What is cash flow, anyway?
Wordy definitions are seldom useful to hands-on entrepreneurs, so let’s keep it simple – cash flow is a way of understanding the amount of revenue your business takes in, and how much cash is on hand at a given time. Revenue can be understood as all money paid to your business when you sell goods and services, and having enough of it is extremely important for every business.
Cash flow vs. profit
A common mistake that many entrepreneurs make is to keep both eyes firmly fixed on making profits without taking cash flow into consideration. Profitability is the end goal of every business owner – there is no doubt about that – but without cash flow even a profitable business can land up in serious financial trouble. Here is an example that should make this concept clearer:
Let’s take the example of John, the owner of a small manufacturing company. John’s products are high-quality, well-priced, and popular with the market. He has many loyal customers, who give him repeat business, and his list of new customers is growing at a healthy pace – but just a few months ago John was on the verge of bankruptcy. How is this possible?
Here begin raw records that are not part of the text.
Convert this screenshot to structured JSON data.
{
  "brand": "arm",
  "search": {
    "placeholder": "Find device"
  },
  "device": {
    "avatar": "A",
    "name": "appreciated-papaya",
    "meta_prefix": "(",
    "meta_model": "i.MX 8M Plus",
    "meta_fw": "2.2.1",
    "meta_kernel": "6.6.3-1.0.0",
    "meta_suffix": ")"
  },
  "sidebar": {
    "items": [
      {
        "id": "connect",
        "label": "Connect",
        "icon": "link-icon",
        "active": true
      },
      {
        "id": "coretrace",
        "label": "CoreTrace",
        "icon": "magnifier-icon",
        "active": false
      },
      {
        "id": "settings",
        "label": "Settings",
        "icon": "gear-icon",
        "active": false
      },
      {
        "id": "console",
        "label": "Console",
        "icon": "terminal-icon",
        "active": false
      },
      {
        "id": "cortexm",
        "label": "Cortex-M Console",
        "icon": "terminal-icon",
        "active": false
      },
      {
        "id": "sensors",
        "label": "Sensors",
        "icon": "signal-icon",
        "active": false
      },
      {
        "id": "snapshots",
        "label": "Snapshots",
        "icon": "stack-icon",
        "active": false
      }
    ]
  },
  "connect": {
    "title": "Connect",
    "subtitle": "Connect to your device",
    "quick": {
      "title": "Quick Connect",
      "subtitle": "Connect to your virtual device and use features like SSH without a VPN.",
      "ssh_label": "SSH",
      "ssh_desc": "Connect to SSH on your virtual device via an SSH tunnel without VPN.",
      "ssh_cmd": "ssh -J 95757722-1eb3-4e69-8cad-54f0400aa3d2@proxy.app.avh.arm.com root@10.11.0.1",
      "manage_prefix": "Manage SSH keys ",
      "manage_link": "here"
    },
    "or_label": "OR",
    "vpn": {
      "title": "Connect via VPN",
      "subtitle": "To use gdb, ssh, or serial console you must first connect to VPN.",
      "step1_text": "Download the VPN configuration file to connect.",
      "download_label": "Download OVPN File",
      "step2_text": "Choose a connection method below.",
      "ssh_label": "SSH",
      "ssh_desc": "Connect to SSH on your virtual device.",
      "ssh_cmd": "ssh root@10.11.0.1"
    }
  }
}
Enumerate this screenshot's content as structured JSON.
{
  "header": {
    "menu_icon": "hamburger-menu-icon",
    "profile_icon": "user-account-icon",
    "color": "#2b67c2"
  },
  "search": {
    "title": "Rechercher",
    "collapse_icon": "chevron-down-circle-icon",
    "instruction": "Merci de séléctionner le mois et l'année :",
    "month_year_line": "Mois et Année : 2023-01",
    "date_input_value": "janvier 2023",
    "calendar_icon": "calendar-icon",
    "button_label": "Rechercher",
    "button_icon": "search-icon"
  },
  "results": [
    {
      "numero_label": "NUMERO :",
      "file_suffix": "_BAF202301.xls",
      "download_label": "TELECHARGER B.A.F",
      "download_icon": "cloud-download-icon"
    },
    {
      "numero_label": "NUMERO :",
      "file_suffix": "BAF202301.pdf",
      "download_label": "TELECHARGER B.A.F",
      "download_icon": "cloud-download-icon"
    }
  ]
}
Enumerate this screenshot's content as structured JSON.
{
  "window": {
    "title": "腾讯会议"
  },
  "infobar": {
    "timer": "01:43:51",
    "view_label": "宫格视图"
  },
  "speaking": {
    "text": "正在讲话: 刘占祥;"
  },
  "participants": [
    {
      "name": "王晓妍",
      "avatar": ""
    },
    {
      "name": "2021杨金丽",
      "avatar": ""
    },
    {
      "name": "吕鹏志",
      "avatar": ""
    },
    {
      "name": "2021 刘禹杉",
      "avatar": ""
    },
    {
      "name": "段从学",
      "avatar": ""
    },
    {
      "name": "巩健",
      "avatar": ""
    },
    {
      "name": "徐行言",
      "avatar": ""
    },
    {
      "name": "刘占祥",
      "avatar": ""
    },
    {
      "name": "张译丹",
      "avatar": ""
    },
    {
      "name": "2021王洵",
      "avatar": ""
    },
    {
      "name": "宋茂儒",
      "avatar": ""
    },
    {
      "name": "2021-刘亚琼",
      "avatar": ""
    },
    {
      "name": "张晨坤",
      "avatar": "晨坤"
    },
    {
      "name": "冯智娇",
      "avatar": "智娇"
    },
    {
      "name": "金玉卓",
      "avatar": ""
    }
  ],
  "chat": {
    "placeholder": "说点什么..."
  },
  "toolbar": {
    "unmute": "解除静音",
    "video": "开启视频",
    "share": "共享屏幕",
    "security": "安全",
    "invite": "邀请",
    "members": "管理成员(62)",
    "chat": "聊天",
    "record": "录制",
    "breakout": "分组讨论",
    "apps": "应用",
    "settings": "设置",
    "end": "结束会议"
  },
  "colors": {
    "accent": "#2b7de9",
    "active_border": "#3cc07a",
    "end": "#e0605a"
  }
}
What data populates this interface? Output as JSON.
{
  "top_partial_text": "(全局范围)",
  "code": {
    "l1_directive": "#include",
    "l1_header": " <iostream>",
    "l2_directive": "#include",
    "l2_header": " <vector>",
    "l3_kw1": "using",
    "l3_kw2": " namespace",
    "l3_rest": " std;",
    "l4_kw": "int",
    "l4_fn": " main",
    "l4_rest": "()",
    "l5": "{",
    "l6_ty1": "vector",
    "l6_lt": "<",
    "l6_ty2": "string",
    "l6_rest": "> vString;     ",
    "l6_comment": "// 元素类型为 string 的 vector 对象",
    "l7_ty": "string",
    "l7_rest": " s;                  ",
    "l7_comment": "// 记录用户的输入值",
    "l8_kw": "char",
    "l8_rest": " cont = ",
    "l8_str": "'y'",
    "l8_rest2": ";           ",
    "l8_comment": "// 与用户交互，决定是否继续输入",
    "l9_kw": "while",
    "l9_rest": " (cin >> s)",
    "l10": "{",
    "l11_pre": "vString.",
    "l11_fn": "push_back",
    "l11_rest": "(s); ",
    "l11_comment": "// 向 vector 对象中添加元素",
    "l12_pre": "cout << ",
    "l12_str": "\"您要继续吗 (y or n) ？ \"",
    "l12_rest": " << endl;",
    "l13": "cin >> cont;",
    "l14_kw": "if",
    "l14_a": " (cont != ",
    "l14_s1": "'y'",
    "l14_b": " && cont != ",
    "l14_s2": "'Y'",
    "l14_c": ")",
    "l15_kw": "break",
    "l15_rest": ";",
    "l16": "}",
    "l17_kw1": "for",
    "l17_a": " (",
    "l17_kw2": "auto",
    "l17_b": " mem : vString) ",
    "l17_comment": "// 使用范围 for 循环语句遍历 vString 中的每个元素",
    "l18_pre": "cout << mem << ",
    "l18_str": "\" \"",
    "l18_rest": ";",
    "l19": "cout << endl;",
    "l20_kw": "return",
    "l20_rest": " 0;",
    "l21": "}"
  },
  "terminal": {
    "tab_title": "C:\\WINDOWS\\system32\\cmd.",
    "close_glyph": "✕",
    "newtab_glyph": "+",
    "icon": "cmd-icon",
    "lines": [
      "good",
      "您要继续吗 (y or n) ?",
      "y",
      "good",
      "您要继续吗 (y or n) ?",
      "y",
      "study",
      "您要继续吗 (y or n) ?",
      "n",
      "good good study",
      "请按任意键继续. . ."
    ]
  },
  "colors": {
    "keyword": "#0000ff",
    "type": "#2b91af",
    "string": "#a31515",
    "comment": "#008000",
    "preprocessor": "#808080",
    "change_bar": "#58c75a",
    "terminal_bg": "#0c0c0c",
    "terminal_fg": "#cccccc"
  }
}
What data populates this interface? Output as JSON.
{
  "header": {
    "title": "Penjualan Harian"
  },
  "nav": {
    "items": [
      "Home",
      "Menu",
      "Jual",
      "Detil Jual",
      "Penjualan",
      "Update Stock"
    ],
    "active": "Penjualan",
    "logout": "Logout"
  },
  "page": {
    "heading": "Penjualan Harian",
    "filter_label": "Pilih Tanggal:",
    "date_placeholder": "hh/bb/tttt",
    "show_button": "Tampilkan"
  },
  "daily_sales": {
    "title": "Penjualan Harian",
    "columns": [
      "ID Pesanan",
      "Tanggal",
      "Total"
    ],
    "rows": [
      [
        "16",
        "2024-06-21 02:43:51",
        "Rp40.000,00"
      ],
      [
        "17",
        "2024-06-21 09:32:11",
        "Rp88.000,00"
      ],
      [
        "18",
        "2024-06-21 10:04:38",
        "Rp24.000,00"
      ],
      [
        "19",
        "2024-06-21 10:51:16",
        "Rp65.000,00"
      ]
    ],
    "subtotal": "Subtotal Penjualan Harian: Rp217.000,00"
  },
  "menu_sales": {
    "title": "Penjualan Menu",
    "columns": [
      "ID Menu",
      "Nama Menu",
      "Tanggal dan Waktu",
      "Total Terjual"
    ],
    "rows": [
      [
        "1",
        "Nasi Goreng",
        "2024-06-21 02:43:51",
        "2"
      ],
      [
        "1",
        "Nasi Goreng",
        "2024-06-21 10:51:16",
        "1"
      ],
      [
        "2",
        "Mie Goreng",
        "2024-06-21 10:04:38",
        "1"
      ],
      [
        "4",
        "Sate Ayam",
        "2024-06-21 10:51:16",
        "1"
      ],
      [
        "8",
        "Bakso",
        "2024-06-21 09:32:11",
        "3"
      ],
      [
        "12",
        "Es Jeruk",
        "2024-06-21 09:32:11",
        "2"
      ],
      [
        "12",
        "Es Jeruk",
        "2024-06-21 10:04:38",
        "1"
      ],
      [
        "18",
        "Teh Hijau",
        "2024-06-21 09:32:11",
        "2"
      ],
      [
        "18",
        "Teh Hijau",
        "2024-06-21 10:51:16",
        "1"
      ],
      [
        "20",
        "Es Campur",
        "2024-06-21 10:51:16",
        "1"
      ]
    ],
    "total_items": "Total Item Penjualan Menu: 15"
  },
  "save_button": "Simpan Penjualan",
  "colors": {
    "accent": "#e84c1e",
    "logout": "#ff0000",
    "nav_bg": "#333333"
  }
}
Although John’s products were selling well at a good profit, he found that most of his revenue was going back into manufacturing more products to meet his growing list of orders. While he waited for clients to pay, John was caught out by monthly overheads and salaries – at one stage he had no way of paying these expenses and was on the verge of losing members of his staff.
The solution to John’s problem was a credit facility. Because his business was serving so many customers he needed a source of funding to tide the company over until payments came in. With a low-interest facility from his bank he was able to keep the wheels rolling while his cash flow was weak, and by reducing monthly overheads he was able to slowly accumulate a cash reserve during times of strong cash flow.
Today John doesn’t make use of his credit facility too often, but keeps it active as a back-up source of funding.